→ Available data:
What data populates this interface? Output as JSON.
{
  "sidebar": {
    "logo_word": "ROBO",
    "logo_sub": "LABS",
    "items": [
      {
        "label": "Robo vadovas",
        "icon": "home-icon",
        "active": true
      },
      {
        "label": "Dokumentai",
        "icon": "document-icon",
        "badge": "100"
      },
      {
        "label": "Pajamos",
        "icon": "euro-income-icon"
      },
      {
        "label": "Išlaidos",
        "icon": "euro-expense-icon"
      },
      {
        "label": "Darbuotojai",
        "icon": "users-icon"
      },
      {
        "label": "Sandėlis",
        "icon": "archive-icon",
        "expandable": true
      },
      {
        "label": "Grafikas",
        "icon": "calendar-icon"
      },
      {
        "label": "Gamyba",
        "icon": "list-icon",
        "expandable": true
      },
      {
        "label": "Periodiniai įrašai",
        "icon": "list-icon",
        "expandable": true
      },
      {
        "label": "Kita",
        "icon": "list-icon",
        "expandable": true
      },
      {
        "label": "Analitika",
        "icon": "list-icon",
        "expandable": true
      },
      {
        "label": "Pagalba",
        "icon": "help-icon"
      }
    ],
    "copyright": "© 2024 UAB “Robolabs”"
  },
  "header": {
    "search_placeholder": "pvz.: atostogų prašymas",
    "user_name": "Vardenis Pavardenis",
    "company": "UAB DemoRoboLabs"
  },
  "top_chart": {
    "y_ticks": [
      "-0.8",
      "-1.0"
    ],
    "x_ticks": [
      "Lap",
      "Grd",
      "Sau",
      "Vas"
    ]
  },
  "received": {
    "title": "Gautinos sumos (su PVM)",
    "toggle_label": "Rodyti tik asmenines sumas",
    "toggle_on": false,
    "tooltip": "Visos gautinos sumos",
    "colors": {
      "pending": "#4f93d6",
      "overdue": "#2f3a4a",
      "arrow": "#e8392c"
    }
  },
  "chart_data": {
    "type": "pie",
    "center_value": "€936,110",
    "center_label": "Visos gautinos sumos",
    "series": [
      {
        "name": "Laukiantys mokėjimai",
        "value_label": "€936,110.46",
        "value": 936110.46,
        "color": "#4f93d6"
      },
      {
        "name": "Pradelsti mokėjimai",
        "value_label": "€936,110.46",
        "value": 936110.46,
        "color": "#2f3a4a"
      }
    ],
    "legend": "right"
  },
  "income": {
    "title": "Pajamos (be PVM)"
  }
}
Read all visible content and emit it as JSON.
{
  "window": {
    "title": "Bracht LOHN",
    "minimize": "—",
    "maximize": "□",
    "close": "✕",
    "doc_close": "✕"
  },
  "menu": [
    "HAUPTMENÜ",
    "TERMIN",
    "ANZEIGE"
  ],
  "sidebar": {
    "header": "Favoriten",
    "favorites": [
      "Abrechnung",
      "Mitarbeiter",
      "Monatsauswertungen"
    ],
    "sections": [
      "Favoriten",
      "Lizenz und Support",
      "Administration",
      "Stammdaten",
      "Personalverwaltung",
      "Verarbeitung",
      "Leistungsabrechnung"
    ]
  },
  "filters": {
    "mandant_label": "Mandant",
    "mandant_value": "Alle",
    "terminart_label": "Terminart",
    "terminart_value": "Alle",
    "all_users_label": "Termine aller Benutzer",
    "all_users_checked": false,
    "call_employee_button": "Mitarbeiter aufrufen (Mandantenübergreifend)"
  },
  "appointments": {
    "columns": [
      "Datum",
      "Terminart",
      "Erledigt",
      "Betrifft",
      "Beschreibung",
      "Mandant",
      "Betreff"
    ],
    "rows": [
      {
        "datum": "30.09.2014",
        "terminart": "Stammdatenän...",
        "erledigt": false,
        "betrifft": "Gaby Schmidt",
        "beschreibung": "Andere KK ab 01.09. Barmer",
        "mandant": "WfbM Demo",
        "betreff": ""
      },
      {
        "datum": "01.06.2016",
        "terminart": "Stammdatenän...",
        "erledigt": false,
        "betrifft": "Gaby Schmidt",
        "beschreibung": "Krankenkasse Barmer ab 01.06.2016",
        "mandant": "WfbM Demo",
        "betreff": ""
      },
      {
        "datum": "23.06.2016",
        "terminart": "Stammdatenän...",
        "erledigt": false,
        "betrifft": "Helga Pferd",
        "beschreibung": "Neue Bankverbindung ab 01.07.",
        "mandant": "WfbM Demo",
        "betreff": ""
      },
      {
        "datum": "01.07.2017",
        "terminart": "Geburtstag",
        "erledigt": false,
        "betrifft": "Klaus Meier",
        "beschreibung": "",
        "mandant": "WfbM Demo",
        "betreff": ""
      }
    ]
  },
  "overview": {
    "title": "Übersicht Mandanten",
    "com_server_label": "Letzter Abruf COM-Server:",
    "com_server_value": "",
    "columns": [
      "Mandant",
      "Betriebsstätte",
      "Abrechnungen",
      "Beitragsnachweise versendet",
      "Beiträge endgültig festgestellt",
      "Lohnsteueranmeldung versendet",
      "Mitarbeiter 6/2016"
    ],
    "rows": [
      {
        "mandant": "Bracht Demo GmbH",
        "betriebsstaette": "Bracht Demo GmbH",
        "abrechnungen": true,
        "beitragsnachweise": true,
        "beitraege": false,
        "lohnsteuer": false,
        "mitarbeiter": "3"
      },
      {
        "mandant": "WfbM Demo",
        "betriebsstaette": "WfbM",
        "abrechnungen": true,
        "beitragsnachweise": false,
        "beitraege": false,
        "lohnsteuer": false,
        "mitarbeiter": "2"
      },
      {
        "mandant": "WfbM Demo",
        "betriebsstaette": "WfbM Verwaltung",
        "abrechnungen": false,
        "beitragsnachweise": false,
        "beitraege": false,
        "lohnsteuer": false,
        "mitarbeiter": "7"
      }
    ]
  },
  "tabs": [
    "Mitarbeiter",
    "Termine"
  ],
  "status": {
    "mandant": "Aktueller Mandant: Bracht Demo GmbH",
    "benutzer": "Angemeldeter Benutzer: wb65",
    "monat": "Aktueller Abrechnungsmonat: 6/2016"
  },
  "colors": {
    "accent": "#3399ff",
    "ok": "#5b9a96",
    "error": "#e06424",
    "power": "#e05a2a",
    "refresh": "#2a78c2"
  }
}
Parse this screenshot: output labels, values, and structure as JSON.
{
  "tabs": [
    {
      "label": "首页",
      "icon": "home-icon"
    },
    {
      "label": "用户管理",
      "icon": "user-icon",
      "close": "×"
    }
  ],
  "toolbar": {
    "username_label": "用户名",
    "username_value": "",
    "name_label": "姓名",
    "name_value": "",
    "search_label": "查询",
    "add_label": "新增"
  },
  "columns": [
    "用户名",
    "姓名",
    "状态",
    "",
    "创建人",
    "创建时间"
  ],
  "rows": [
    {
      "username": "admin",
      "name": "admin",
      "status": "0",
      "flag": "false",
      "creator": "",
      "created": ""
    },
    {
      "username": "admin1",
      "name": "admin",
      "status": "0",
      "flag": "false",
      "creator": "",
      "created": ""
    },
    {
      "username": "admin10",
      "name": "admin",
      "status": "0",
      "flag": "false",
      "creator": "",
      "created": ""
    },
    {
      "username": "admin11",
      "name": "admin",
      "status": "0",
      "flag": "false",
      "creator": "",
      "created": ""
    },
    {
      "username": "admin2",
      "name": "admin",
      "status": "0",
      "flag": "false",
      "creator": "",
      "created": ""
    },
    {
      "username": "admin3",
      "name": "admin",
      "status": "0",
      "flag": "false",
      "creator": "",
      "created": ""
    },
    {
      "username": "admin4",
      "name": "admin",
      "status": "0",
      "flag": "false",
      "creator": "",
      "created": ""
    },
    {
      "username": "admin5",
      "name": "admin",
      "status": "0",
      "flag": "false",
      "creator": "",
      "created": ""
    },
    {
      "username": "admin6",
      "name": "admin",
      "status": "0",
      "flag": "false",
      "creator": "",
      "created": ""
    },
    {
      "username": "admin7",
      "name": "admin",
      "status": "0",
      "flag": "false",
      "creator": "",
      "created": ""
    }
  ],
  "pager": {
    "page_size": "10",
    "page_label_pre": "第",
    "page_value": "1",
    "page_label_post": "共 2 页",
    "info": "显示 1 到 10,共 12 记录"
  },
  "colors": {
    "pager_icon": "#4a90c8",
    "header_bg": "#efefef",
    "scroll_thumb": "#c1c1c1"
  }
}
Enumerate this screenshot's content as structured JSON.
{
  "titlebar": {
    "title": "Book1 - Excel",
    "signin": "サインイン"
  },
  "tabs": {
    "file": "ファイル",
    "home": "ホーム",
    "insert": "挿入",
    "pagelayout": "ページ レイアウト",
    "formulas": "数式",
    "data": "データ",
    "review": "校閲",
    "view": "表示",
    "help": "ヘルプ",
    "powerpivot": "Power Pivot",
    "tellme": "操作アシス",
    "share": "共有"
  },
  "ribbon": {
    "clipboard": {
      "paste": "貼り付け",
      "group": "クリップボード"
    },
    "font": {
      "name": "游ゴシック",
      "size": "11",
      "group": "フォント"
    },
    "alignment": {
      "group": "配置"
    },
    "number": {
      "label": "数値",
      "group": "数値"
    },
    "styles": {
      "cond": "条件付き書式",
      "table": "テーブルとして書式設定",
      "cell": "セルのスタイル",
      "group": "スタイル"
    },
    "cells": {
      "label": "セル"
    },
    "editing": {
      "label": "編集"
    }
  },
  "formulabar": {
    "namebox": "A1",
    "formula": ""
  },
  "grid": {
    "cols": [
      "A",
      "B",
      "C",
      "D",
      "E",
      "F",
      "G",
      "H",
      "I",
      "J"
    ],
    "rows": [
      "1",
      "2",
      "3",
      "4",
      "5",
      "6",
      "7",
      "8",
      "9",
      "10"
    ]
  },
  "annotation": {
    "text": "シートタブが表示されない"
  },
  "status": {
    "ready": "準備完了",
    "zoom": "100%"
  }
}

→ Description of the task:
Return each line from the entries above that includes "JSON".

→ Response area:
What data populates this interface? Output as JSON.
Read all visible content and emit it as JSON.
Parse this screenshot: output labels, values, and structure as JSON.
Enumerate this screenshot's content as structured JSON.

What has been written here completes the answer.